I went to ask my wife for a metal paper clip so I could make that connection on the diagnostic port. Her eyebrows shot up when I told her what I had planned. I nervously turned the key on the Miata and listened intently for those special noises only a wife can make when fuel squirts in an uncontrolled fashion. Fuel flowed between the Miata and my truck. No special noises, only the purr of the fuel pump. The tank on my Miata is 12.7 gallons and the gauge read just under 1/2 full. I'm guessing the truck got about another 5.5 gallons of fuel before the Miata was empty. Fuel filter, fuel pump and fuel sender units were all working well. When it was over, my wife told me that was pretty cool. I had done something cool in my wife's eyes. My day was complete and I felt great about 'knowing something cool'.
The next day I met Joe and he gave me six BMS boards so I can start on the software to retrieve and store battery information. He also showed me how those Anderson PowerPole connectors worked. I hadn't figured out how the parts I had worked yet and was slightly embarrassed. Joe showed me that the little metal clip inside them was actually a spring for the contacts and before the contact was inserted would prevent the connectors from going together as they were meant. Whew!! That means I have the right parts and now, know how to assemble them. Thanks Joe.

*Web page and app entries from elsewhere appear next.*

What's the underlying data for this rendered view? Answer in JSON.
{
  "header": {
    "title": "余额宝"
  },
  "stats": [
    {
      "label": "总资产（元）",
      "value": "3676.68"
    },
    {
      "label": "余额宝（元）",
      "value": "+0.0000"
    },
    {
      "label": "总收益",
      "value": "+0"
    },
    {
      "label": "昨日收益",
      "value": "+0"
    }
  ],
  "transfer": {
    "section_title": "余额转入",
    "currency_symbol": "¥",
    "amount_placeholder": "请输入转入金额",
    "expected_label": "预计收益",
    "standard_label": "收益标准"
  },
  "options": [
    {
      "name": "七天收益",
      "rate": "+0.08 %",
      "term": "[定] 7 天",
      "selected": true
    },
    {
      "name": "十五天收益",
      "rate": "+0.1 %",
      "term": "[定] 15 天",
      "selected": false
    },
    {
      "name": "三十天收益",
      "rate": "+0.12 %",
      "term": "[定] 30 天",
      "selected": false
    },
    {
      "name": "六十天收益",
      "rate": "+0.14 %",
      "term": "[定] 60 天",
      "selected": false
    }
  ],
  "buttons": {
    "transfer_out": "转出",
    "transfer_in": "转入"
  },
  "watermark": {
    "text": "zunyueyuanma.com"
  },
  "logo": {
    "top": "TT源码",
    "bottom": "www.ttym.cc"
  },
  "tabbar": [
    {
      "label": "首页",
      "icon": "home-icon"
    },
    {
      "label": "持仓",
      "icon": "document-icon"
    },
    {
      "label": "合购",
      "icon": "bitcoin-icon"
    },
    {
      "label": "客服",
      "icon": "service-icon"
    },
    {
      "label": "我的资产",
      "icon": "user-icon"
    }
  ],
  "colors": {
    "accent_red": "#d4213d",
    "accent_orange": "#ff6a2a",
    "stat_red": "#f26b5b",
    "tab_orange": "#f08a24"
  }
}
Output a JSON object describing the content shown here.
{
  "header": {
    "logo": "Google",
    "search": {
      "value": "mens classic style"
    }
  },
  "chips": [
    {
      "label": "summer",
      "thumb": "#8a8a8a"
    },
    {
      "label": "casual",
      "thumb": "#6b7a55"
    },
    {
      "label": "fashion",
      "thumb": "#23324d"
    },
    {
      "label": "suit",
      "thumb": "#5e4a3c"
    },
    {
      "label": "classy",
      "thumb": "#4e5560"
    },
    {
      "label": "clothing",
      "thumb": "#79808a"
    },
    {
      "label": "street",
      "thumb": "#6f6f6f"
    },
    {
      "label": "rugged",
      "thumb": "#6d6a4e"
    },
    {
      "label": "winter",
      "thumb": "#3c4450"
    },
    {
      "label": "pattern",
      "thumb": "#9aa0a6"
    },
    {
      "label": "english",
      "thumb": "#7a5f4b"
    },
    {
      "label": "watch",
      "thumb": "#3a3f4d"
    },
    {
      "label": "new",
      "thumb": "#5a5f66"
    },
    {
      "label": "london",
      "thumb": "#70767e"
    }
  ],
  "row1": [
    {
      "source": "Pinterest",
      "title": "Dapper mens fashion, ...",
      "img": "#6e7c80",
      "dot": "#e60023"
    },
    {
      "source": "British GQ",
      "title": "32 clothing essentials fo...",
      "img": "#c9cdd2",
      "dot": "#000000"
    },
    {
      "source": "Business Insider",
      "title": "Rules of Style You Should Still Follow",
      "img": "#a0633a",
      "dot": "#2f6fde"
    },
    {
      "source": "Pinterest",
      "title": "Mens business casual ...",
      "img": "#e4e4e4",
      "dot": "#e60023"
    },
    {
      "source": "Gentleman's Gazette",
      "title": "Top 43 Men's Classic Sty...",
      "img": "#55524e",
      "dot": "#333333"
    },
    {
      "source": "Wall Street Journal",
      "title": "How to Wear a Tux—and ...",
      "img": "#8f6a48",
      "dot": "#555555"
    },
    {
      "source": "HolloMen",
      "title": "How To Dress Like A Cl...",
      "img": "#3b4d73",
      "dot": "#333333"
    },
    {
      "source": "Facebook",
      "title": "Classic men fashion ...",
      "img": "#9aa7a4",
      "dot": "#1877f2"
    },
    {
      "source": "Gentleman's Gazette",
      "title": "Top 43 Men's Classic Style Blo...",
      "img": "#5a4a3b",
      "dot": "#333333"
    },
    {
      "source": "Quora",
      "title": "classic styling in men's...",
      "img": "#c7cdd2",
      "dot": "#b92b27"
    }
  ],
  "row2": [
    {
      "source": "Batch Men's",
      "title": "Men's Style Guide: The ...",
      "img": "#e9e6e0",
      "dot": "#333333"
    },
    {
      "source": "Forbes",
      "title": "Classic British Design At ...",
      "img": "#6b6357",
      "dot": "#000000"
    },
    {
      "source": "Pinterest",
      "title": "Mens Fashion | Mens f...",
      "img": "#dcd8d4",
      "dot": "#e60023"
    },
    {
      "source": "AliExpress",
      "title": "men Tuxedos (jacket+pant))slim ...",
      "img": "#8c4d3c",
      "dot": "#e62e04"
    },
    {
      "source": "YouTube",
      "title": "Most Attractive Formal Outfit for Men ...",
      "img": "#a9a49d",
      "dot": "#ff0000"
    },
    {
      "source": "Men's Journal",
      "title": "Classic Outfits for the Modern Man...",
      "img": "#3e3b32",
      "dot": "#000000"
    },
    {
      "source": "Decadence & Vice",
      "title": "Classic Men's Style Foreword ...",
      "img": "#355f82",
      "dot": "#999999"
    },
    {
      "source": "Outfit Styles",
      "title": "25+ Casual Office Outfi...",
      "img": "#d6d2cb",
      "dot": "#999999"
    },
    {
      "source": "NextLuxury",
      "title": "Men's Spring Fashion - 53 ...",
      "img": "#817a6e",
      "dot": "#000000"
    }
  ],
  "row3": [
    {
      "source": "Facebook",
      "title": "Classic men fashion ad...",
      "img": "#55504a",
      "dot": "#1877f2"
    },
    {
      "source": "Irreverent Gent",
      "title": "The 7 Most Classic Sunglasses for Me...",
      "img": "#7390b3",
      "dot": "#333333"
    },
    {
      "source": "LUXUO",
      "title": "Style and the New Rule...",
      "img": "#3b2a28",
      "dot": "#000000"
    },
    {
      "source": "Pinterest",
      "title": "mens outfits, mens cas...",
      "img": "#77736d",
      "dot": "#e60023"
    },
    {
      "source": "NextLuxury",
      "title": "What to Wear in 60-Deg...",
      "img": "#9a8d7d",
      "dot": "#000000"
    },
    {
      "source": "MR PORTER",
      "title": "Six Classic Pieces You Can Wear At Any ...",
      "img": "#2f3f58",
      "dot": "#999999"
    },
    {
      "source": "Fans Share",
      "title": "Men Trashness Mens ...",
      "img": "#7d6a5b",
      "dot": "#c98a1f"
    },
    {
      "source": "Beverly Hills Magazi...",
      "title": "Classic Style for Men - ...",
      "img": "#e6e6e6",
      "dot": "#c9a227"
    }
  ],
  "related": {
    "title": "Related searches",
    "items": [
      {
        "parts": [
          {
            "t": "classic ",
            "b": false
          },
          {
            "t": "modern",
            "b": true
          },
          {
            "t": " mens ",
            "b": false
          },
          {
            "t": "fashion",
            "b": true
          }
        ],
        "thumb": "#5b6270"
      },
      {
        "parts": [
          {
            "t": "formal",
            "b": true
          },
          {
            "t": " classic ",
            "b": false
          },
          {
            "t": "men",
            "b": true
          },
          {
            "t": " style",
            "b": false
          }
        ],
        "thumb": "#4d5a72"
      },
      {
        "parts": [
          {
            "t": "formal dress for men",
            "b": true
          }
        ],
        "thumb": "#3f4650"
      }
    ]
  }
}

I want to make a video showing how to tune PID, but as previously mentioned ran into some inconsistency in the attempt. Upon further investigation, I found some of the inconsistency was caused by problems in my code. Then I had to write a few more tools so problems like I just had would be easier to find. After all of that, I'm close to the root of the inconsistency problem. I'll wait till I have verification and will be able to report the facts next week. I'm sure after spending the weekend under the Miata removing the fuel tank, I'll be ready to do some work in the air conditioning.
In other news, I tested 300 more batteries. All showed within 4 millivolts of each other. I also ordered an electric coolant pump and placed an order for a coupler made in 4140 steel. We should receive the coupler at the beginning of July.
We've got a project that the team could use help with. This project would both lower the cost and speed things up. We'd like to have the Leaf charger charge our pack. I've seen examples of people using Leaf batteries and the Leaf BMS system. I've been able to use the Leaf motor and inverter. I haven't seen anybody successfully re-use the charger yet and I have searched. If anyone is interested, and can work with CAN and 350 volts DC, please contact me.
To make more room in the shop, we'll be selling the go-kart. Let me know if you are interested and I'll get you the details. Batteries and head-light will not be included.
Next weeks goals are to remove the gas tank (and re-assemble the car so Teresa's car can go back in the garage), plan for where the batteries will go and finish PID testing and tuning.
Thanks for reading!